To capture nature’s majestic power – as well as its ultimate fragility – FROZEN PLANET’s filmmakers utilized the latest cinematographic techniques and technology to capture groundbreaking imagery both above and below the ice in some of the most extreme and remote regions of the planet. Combined, the FROZEN PLANET team filmed in every nation inside the Arctic and Antarctic circles during a record 2,356 days in the field, including a year-and-a-half at sea and more than six months on the sea ice – with 134 hours beneath that ice – filming in the polar oceans. The production team worked alongside nearly every major polar institute, including NASA, BAS (British Antarctic Survey), USAP (United States Antarctic Program), PCSP (Polar Continental Shelf Project), UNIS (University Centre of Svalbard Norway), University of Fairbanks Alaska, IPEV – Institut Polaire Francais. The filmmakers worked with 150 scientific collaborators from 18 different nations.

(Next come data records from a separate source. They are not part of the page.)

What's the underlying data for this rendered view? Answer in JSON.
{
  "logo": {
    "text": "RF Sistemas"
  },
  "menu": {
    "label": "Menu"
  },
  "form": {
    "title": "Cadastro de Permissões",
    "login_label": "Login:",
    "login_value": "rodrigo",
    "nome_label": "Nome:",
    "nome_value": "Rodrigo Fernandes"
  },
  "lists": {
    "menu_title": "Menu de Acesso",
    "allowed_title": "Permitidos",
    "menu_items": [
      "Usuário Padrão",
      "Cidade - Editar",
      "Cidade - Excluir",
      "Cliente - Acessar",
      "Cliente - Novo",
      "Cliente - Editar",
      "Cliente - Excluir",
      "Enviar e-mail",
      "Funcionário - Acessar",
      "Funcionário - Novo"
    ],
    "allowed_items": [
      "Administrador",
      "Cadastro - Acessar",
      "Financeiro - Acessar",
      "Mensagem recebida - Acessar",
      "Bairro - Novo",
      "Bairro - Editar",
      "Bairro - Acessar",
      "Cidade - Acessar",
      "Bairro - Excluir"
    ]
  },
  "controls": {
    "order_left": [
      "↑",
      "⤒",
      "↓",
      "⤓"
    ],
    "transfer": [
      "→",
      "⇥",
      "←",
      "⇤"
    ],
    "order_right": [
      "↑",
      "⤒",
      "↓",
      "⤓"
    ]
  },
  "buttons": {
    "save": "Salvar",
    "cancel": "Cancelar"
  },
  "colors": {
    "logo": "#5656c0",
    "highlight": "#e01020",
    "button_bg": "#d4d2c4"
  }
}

The FROZEN PLANET team’s extreme efforts are profiled in an extraordinary “Making Of” episode. Other episodes provide an introduction to the poles and the elemental power of the weather and ocean there; how seasonal changes all year long impact landscape and wildlife alike; and how humans, pushed to the very edge of survival, adapt to this extreme environment. The series’ seventh episode, hosted on camera by British naturalist Sir David Attenborough, investigates what rising temperatures mean for the people and wildlife that live there – and for the rest of the planet.